* [YOUR OBJECTIVE]:
Across the entries that follow, count the lines with the string "title" and reply with that count alone.

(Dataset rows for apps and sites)
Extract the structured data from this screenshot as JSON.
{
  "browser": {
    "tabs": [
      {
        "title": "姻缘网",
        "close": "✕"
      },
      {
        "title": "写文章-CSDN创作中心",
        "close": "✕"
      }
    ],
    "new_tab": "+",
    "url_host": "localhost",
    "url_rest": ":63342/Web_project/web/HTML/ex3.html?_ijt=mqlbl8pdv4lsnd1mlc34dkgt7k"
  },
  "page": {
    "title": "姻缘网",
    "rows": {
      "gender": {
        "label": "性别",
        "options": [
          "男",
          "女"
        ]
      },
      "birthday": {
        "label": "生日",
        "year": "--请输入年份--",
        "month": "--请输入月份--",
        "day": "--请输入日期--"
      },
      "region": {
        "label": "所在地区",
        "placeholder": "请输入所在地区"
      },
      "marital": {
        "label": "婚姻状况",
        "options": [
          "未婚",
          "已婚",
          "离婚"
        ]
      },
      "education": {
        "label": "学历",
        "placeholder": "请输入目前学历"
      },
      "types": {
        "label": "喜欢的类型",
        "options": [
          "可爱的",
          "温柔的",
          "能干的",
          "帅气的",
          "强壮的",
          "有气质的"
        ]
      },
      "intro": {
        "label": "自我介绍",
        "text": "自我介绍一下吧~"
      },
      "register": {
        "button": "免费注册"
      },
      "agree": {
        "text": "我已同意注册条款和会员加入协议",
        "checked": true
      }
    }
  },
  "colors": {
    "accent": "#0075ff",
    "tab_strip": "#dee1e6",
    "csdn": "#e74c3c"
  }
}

* [SOLUTION]:
3